- PROBLEM DESCRIPTION -
Filter the listing below, keeping every line that holds "screenshot".

SOURCE DATA START

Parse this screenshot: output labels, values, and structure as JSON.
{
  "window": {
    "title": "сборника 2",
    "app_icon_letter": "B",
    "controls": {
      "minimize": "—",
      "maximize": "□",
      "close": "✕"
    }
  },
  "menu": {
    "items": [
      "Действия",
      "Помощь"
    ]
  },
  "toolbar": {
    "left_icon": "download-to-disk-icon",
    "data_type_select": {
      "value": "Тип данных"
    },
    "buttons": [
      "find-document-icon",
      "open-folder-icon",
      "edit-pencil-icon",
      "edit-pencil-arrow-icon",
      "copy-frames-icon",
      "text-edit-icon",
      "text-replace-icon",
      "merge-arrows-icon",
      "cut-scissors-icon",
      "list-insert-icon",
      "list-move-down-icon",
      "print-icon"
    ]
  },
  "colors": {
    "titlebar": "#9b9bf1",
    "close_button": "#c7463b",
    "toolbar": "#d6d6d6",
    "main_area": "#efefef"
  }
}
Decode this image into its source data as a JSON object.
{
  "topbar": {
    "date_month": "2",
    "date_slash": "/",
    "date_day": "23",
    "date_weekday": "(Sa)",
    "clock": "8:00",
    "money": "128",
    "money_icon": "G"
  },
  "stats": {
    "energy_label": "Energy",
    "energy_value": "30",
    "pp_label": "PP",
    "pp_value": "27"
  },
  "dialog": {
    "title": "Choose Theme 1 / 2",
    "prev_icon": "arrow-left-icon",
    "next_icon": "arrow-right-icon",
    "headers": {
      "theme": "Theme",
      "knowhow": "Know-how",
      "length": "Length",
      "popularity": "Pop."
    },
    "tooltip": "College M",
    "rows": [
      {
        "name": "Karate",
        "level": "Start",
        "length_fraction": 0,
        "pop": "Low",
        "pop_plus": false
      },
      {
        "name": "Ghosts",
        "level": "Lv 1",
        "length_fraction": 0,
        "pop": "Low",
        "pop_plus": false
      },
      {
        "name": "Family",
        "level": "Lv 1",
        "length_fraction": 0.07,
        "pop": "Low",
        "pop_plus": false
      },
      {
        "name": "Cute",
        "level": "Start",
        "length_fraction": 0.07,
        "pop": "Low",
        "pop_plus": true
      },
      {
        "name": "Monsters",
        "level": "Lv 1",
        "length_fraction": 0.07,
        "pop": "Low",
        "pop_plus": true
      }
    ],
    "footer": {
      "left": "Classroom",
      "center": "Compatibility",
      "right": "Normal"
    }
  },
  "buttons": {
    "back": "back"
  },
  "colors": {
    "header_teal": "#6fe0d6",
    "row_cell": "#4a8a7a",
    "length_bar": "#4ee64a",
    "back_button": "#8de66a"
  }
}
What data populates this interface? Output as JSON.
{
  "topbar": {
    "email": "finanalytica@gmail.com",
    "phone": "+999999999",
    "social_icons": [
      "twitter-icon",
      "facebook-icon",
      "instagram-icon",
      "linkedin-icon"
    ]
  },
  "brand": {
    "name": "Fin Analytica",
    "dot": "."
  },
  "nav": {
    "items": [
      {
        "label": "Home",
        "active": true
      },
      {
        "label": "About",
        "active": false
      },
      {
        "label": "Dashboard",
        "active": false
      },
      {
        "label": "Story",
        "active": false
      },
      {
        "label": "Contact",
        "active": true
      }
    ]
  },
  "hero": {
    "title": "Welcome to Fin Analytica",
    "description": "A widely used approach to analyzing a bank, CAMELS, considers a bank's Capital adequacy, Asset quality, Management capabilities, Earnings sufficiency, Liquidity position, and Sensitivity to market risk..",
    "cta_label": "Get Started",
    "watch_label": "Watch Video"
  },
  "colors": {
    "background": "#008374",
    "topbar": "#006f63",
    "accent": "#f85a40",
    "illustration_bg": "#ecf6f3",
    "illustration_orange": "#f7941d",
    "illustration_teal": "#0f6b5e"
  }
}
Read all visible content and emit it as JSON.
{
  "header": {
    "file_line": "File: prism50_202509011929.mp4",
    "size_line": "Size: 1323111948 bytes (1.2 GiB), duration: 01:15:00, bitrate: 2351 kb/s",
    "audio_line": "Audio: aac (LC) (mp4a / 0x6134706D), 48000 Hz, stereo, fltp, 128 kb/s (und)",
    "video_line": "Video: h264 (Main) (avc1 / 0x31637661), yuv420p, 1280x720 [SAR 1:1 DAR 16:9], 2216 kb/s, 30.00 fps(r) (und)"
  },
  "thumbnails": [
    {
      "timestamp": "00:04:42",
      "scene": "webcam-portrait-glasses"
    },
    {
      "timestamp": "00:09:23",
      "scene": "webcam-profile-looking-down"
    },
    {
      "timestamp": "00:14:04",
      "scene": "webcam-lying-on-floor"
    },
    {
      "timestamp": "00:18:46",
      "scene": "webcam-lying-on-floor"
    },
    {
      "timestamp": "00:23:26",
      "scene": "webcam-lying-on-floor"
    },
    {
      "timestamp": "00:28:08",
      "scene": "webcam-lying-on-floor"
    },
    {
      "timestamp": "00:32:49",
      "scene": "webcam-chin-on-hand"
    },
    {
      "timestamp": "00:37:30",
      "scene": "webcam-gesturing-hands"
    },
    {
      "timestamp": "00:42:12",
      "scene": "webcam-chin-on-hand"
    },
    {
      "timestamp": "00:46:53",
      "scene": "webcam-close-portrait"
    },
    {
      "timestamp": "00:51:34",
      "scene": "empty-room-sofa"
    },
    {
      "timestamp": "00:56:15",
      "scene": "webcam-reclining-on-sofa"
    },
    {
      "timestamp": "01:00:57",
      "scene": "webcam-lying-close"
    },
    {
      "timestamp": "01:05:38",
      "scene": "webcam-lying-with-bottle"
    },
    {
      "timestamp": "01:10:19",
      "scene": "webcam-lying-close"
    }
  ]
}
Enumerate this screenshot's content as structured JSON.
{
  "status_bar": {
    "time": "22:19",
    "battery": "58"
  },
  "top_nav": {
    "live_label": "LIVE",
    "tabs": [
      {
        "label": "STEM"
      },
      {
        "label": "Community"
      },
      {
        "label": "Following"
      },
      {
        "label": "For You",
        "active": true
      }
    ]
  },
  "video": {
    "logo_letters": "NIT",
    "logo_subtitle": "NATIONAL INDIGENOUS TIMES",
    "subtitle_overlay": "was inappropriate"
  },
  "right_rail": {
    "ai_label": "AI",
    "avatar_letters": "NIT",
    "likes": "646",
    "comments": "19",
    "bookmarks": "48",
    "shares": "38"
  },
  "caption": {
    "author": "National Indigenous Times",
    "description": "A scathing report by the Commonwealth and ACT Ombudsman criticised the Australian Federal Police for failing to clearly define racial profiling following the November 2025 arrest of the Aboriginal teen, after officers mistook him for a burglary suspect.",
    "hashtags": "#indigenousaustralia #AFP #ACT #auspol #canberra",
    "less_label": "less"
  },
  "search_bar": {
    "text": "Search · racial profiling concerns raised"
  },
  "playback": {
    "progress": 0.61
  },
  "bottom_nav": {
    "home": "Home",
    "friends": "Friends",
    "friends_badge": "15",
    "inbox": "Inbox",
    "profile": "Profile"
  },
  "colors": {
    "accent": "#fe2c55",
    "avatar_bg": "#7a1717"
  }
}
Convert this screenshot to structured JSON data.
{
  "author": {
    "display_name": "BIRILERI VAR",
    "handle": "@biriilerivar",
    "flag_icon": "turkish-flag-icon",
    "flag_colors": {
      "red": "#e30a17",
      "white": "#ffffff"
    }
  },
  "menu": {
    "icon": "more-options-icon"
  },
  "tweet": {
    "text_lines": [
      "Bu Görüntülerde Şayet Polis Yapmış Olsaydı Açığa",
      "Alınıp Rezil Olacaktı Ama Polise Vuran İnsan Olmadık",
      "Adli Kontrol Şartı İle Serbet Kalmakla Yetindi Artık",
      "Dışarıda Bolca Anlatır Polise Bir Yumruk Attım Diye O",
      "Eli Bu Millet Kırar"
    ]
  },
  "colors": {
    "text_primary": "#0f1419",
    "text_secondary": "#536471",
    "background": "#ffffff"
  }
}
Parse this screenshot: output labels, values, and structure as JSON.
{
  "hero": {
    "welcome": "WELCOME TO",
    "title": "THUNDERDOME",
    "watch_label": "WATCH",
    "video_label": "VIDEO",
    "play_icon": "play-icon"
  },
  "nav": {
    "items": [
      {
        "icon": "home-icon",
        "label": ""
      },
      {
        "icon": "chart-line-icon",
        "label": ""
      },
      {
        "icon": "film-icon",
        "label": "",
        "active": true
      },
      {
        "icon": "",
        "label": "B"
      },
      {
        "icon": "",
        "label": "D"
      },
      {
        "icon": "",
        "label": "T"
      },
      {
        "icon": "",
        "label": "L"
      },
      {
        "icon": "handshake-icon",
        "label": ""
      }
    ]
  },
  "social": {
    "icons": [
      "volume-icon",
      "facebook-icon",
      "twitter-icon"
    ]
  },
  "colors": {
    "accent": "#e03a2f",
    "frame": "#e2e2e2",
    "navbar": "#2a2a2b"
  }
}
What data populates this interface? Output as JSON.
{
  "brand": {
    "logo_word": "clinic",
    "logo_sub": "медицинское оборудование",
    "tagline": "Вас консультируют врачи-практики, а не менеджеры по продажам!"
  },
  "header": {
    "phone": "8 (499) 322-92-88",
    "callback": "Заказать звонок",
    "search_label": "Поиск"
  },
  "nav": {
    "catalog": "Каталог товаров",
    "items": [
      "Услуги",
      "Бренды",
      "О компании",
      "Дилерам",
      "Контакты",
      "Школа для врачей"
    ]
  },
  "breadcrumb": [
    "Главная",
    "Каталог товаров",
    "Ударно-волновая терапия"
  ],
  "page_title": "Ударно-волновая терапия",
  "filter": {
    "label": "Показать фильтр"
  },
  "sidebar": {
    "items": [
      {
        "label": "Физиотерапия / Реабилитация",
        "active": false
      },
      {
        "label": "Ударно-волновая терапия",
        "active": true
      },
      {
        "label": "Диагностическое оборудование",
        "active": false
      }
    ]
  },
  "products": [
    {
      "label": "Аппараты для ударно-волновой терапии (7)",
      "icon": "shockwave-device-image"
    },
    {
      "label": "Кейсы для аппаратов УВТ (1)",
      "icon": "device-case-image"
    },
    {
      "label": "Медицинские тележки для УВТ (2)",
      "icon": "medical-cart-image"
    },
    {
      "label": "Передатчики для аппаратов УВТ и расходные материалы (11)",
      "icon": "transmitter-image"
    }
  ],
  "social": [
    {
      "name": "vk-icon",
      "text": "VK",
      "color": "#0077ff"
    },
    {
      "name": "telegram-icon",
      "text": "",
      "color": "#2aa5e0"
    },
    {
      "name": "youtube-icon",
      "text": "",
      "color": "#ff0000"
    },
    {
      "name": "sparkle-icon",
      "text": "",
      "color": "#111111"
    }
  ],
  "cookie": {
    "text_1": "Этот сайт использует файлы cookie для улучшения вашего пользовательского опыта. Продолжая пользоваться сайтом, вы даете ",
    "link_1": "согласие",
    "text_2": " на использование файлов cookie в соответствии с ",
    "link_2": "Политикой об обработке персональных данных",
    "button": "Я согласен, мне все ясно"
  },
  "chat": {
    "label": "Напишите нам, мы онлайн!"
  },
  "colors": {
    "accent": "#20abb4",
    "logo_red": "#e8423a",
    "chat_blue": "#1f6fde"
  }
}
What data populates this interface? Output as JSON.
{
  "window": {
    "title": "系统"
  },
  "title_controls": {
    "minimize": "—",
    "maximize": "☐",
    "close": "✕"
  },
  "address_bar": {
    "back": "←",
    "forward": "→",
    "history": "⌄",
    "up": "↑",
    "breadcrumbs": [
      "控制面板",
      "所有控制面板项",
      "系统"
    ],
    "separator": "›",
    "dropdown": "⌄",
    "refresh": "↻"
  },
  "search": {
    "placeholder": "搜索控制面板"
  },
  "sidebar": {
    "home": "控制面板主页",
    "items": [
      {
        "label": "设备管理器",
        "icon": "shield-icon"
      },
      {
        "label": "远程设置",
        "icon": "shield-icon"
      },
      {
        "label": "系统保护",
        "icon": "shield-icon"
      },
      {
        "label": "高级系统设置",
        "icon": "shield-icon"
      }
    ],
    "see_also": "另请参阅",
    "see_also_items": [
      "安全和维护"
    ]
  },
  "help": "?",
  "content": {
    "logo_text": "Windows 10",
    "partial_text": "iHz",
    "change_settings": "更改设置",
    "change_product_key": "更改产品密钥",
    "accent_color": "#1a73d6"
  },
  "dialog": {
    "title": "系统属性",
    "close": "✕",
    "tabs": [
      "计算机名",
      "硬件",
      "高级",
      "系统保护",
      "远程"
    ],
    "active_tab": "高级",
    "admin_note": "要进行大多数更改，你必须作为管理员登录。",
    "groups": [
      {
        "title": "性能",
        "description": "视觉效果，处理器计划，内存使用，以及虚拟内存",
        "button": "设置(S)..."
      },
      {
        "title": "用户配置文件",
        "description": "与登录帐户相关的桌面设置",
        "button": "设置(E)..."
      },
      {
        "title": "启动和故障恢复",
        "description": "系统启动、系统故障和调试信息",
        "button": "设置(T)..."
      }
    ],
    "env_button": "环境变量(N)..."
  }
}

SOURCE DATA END

- SOLUTION BELOW -
Parse this screenshot: output labels, values, and structure as JSON.
Enumerate this screenshot's content as structured JSON.
Convert this screenshot to structured JSON data.
Parse this screenshot: output labels, values, and structure as JSON.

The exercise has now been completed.